The toaster oven I’m using is rated for 1200W (10Amps at 120V). Since the control board was originally designed to control up to 6Amps, I needed to do a couple small mods to beef it up; switch in a higher power triac (the BTA06 for a BTA20) and solder wire to the power traces so they could carry the higher current. Here is what it looks like:

Trace MOD

I’m not sure the exact current rating after the mod but 10 amps won’t be a problem.  Next, I just need to wire in the controller and the toaster oven will have its new brain. For this trial run, the control board’s logic circuits are always powered, but the toaster ovens timer/power switch connects the triac to the heating elements for safety. I got lucky and the vents slats in the bottom of the oven were a perfect fit for the mounting holes I designed into the controller board. If this wasn’t the case, I could have easily drilled mounting holes in the toaster oven. Here’s another picture:

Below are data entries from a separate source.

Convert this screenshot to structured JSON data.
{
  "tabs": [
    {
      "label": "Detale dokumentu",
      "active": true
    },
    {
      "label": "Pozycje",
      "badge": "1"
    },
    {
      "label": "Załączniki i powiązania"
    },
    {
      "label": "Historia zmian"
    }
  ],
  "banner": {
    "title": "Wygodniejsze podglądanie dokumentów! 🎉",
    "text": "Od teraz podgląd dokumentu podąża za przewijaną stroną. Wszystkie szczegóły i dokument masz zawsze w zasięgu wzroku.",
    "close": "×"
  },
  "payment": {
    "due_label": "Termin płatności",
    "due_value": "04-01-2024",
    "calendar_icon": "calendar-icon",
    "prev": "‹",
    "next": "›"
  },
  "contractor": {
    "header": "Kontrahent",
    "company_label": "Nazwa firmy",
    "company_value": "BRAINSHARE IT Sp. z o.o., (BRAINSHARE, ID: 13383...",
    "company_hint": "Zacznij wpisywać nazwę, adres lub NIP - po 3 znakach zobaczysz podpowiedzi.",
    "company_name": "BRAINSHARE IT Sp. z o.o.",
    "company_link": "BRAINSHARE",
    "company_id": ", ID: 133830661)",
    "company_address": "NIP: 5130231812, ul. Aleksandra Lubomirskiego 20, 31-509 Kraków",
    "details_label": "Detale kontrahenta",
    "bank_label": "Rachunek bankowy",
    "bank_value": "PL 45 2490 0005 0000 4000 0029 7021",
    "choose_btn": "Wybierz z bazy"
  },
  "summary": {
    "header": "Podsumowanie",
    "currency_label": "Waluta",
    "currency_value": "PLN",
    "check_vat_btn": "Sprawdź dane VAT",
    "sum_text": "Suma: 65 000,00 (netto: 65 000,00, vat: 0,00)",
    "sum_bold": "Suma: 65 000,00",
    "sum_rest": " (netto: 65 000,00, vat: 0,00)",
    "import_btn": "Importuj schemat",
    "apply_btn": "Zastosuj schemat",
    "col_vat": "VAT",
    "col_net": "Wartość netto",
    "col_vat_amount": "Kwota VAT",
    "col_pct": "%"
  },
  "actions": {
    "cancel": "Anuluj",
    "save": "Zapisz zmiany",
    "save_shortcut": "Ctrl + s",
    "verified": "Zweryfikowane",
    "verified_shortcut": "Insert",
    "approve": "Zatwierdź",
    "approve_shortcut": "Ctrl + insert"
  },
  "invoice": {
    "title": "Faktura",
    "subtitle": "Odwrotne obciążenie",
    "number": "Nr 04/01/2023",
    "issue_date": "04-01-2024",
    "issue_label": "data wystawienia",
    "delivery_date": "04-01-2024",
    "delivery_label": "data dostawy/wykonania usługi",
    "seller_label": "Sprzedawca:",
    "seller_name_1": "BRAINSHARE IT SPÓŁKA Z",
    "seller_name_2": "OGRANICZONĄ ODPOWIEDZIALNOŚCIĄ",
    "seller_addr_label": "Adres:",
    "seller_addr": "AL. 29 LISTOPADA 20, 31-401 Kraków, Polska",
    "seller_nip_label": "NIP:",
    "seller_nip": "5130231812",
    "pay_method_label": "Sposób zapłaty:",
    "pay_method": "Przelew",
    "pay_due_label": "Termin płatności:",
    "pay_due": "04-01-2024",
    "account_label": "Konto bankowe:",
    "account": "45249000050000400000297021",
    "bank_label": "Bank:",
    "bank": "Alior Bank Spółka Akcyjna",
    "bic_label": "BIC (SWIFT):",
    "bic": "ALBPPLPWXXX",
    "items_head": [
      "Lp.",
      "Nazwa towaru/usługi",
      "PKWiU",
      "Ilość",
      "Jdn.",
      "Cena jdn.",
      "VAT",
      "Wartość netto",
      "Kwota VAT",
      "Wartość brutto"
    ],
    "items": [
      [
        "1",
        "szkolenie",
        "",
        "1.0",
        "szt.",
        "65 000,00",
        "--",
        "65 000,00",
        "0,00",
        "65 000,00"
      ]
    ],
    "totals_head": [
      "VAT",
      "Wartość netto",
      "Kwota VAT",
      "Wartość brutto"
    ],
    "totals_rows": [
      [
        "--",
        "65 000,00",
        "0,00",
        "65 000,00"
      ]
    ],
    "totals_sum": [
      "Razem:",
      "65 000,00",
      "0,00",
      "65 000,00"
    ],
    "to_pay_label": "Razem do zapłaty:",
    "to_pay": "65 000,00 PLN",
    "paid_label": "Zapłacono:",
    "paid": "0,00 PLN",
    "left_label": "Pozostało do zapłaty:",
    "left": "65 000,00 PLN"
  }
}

Controller in Oven

You can see the diode for measuring the temperature epoxied to the side of the oven(blue and white wires in the center of the picture). The diode isn’t rated for full use at the high temperatures needed for soldering, but will work great to show that controller works until I get the high temp thermistors I ordered. For now I will have to stay below about 150c.

I programmed the PIC microcontroller with the same code I used in the laminator, no changes were made. This means I have to use the display board to set the temperature, but for debugging this will be useful.  In the next rev of the code, I plan to add a feature so that the temperature can simply be set with a potentiometer so the display board won’t be needed.

Using a “Kill A Watt” to help me monitor the ovens power consumption, I began testing the modifications. By default, the controller’s set point is 50F, so the oven should be off. The Kill A Watt confirmed this with a reading of about 2 watts (a little power for the controller and a whole lot of noise). Next, I adjusted the set point to a few degrees above room temp and the control board increased the power to the heating elements as expected (and confirmed by the Kill A Watt). When I adjust the set point to several degrees above the measured temperature, the control board applies full power (about 1100 watts). Once the measured temperature nears the set point, the control board throttles back the power to minimize overshoot.

If you are interested in getting a set of boards please take a look at my Kickstarter project.

Stay tuned for further updates but in the mean time enjoy this somewhat long video of it in action: